Jim Miller, founder of Miller Decals, took first place at this year’s FESPA Wrap Cup Masters in Amsterdam, but is no stranger to competitive vehicle wrapping. All told, he has competed in 11 contests, stood on the podium for nine of them, and took first place in four. “Each time, it seems like they get more and more intense,” said Miller. Wrappers are judged on a combination of speed and quality, the latter more important than the former, as well as other criteria such as cleanliness and safety. It sounds grueling, but Miller finds them of enormous benefit.
“These contests are amazing for learning how 30 other guys from all over the world are wrapping cars,” he said. “You can see so many different techniques and learn a lot of things you just haven’t thought of. Every one I go to, I learn something new.”
Miller started in vehicle wrapping long before digital printing technology existed. In 1979, his father operated a Little Debbie Snack Cake truck in Arkansas and Miller fils got his start touching up the graphics for the trucks. “Back then, it wasn’t wraps, it was cut graphics,” said Miller. “They were screen-printed and then they cut the shapes out with a bandsaw.” Miller expanded from his father’s route to other Little Debbie trucks.
Based near Atlanta, Miller Decals does a lot of work for local businesses and media outlets.
In the early 80s, when Miller was attending Hinds Community College outside Jackson, Miss., majoring in commercial design and advertisement and business, he had the opportunity start applying decals to Stewart’s Sandwich Shop delivery trucks—a substantial fleet. “I turned it into a business while I was in school to make a little side money,” said Miller. “By the time school was over, I decided to make it a career.” And thus, in 1982, Miller Decals was born.
You name it, Miller Decals can wrap it.
The company grew with the industry, starting out initially doing fleet graphics, and as digital wide-format printing started taking off in the 1990s, branched into what we now know as vehicle wrapping. “We did our first vehicle wrap in 1992,” said Miller. “It was a solid color. We wrapped the whole car blue and put spot graphics on top of it.” It turned out he loved vehicle wrapping, and that side of the business began to grow. “At first it was maybe one a month, then one a week, now we’re doing 3,000 a year. It’s grown into a really big business.”
Miller Decals has expanded beyond vehicle graphics to wall, floor, window, trade show, and other kinds of display graphics, such as this installation for HP’s Alpharetta, Ga., Experience Center.
Miller Decals doesn’t do its own printing; his company of 12 employees are strictly installers and they currently have a base of about 600 regular customers around the country. “They’re looking for companies like mine that just install graphics,” said Miller. “They like the fact that we don’t print and aren’t competing with them.”

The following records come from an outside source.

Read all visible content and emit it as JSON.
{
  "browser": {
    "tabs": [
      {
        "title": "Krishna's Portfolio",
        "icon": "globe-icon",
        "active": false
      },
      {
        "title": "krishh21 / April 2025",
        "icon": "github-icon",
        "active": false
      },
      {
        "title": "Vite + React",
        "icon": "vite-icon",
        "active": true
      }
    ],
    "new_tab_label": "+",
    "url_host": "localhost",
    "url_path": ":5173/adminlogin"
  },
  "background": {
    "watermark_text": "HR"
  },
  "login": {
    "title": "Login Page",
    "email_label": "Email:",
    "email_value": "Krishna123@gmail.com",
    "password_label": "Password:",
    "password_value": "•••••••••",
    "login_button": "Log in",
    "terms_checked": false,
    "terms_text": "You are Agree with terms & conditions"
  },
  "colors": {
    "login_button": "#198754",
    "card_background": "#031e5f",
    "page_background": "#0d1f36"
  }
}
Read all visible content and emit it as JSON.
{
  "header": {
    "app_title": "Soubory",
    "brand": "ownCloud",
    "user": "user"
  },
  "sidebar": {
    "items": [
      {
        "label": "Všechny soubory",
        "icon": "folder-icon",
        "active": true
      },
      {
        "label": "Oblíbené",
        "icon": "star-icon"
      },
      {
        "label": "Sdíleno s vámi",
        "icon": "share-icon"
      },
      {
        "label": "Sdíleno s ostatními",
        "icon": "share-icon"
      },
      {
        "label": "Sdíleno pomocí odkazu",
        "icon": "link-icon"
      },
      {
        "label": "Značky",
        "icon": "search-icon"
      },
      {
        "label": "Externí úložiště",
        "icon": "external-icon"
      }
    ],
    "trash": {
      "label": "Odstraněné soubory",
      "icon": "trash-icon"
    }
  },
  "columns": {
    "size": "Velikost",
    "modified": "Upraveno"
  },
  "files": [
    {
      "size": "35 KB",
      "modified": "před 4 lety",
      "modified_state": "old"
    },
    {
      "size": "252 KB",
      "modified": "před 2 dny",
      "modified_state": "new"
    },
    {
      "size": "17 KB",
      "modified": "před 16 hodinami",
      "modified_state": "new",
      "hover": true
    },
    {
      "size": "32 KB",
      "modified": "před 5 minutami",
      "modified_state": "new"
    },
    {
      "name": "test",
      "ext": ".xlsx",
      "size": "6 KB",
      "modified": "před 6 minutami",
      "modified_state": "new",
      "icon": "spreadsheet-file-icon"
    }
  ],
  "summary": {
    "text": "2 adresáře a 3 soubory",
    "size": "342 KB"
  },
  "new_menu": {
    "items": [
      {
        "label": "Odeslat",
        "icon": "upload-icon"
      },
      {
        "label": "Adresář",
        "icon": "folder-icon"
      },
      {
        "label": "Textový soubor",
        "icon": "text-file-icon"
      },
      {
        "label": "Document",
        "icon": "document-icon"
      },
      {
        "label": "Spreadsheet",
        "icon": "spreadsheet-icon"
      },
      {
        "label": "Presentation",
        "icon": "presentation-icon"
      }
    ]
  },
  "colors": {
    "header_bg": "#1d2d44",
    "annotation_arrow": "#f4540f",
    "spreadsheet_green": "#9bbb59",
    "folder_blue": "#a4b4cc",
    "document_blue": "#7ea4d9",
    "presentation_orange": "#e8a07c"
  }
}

The bulk of the company’s work is commercial, although they do get the occasional consumer-level color change or “hobbyist” graphics. “That’s not the bread and butter part of our business,” he said.
In 1996, the company moved to the Atlanta area, and is currently based outside Atlanta in Acworth, Ga. Miller has also expanded into other types of graphics installation, such as window graphics, floor decals, wall displays, trade show graphics, museum displays, and other unique wrapping projects.
A Kiss-themed wrapped coffin. Rest in peace?
But vehicle wrapping remains his true calling, and Miller tries to work closely with designers and printers to avoid some of the pitfalls that can make the actual wrapping process problematic. “People overthink how to design a print,” he said. “They try to fill it up and don’t give me any room to adjust it. They want words to hit in certain places and when you put it on a 3D surface, it just doesn’t work the way they think it will.” When Miller Decals takes on a new customer, they often have a consultant go over some best practices for design and production.
Miller Decals can apply graphics to any mode of transportation—planes, trains, automobiles, and even motorcycles.
He also trains his own staff so they can take on any project that comes in. “The biggest thing that I try to teach my guys is to be really versatile,” said Miller. “If you just do box trucks, you’re going to have problems on a compound curve. I try to teach diversity and immerse our guys in different kinds of wraps. That really helps installers do different things.”
And by participating in competitions like the FESPA Wrap Cup Masters, Miller keeps honing his own chops, especially as more and more players enter the vehicle graphics market. Staying on top of new materials helps him stay ahead of the competition.
“There are different vinyls out there and you have to stay on top of them, you have to keep learning,” he said. “It’s not just the materials, but also techniques. That’s a great way the contests help.”